### Records to use
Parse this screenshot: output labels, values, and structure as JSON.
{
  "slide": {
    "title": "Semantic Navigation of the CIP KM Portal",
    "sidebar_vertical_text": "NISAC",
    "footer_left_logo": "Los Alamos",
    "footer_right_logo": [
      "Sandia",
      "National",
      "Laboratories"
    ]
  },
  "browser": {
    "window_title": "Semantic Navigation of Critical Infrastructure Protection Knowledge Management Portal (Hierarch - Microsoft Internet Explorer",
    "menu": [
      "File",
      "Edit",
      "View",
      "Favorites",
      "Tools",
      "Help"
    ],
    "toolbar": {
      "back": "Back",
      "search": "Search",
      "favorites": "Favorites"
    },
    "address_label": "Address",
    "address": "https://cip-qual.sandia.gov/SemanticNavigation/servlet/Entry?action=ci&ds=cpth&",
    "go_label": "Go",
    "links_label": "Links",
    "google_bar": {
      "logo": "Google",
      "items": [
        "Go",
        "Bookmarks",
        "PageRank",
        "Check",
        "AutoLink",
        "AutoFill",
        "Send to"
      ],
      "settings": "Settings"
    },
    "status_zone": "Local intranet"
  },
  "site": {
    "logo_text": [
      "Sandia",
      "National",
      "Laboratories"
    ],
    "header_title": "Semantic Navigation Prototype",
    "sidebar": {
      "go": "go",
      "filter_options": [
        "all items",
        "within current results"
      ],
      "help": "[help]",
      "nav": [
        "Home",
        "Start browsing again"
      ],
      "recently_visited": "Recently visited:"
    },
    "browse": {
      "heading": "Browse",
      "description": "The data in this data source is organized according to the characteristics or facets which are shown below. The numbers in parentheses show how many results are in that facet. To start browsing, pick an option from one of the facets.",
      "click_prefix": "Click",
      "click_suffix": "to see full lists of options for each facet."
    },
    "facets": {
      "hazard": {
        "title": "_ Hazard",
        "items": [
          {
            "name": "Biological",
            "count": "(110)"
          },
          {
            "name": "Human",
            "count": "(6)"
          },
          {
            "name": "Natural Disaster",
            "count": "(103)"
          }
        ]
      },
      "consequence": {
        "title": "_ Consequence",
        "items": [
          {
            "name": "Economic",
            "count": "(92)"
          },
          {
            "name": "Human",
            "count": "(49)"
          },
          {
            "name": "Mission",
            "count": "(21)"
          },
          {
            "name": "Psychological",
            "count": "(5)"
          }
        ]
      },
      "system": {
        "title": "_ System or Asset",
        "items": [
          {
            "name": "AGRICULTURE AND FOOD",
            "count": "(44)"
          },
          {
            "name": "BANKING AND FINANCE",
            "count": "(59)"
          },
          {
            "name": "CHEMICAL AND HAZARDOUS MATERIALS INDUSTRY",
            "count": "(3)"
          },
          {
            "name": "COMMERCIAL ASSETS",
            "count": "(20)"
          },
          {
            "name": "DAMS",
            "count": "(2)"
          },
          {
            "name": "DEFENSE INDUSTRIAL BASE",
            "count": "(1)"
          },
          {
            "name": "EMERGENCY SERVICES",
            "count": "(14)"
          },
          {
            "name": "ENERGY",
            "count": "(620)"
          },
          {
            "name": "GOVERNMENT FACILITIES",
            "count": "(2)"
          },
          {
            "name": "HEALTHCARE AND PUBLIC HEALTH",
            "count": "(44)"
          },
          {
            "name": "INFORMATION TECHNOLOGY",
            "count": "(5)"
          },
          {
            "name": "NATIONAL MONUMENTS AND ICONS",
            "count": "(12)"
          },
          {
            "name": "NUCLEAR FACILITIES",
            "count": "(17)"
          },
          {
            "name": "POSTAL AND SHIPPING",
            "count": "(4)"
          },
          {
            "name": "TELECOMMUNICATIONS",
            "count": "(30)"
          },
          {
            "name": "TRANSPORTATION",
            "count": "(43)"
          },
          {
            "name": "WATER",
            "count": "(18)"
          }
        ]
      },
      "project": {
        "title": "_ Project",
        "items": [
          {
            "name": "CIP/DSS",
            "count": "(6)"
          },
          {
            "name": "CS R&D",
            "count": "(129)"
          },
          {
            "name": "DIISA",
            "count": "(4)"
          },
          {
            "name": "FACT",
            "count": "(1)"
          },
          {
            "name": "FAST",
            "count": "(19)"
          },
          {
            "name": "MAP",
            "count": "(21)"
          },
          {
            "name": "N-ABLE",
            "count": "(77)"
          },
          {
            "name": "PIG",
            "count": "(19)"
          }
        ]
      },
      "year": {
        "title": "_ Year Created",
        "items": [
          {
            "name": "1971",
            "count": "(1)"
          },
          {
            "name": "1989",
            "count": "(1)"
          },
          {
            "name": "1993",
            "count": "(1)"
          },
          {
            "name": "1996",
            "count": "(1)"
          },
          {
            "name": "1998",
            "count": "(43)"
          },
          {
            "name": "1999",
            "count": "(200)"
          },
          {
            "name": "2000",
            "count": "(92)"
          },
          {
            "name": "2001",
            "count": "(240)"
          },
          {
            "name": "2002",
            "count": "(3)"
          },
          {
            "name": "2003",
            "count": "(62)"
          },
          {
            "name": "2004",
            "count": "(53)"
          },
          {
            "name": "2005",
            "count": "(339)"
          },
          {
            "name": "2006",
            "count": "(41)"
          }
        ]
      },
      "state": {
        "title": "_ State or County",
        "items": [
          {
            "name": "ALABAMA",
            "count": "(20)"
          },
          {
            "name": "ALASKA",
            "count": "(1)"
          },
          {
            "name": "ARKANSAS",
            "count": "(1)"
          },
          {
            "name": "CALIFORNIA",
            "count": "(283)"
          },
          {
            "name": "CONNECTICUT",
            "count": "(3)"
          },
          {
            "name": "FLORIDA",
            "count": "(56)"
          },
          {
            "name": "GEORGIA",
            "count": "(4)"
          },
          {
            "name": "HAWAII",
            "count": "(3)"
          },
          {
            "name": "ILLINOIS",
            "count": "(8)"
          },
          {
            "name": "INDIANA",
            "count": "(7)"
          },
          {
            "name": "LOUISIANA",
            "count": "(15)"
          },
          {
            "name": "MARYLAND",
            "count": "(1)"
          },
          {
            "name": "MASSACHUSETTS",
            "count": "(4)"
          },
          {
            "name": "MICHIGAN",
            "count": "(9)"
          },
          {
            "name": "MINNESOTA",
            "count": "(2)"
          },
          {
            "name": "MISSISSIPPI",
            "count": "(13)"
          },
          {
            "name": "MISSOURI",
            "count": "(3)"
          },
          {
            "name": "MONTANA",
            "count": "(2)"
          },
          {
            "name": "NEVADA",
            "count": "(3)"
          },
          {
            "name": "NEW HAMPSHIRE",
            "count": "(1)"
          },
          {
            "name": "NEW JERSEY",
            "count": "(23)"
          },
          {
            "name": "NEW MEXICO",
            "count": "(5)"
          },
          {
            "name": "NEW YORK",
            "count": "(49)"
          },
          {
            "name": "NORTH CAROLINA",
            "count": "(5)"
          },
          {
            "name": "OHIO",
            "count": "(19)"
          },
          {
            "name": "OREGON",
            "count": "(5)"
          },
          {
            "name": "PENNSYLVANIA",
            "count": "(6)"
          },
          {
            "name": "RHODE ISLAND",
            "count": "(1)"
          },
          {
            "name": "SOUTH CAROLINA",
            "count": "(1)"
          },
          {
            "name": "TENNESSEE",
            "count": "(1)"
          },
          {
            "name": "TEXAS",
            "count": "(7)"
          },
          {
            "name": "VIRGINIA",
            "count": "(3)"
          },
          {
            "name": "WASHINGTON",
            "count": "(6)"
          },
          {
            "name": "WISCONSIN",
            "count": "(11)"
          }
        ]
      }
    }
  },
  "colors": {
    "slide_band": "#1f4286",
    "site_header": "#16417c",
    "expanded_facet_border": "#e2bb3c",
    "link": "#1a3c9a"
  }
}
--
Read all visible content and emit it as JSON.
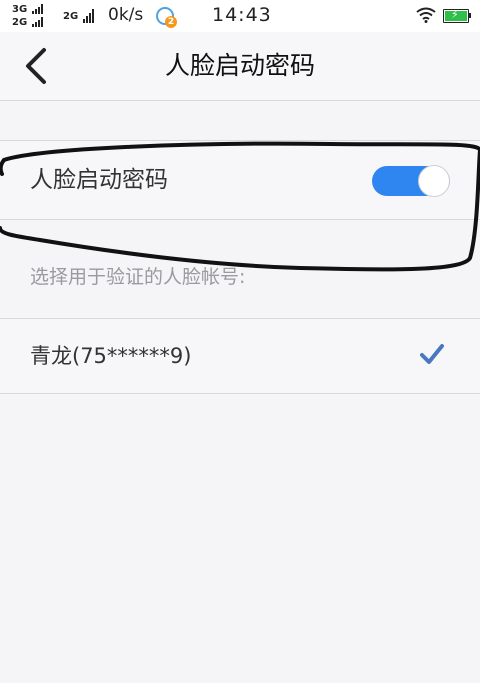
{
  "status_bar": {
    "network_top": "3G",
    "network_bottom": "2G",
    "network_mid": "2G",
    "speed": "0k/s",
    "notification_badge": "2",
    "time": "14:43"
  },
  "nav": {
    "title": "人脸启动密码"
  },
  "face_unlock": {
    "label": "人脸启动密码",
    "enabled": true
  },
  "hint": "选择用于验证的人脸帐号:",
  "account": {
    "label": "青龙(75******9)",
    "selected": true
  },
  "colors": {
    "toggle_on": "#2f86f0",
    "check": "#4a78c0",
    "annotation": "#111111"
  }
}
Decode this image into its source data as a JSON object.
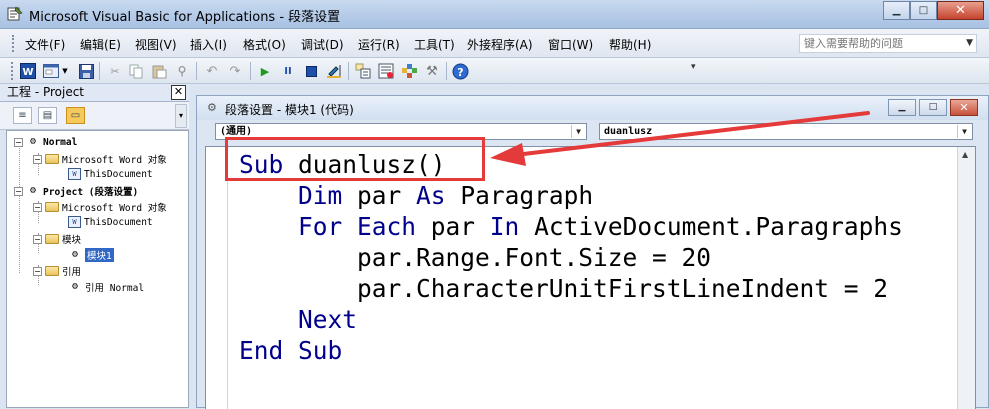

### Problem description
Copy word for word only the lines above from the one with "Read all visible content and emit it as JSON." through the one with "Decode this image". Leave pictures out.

### Task response
Read all visible content and emit it as JSON.
{
  "status_bar": {
    "network_top": "3G",
    "network_bottom": "2G",
    "network_mid": "2G",
    "speed": "0k/s",
    "notification_badge": "2",
    "time": "14:43"
  },
  "nav": {
    "title": "人脸启动密码"
  },
  "face_unlock": {
    "label": "人脸启动密码",
    "enabled": true
  },
  "hint": "选择用于验证的人脸帐号:",
  "account": {
    "label": "青龙(75******9)",
    "selected": true
  },
  "colors": {
    "toggle_on": "#2f86f0",
    "check": "#4a78c0",
    "annotation": "#111111"
  }
}
Decode this image into its source data as a JSON object.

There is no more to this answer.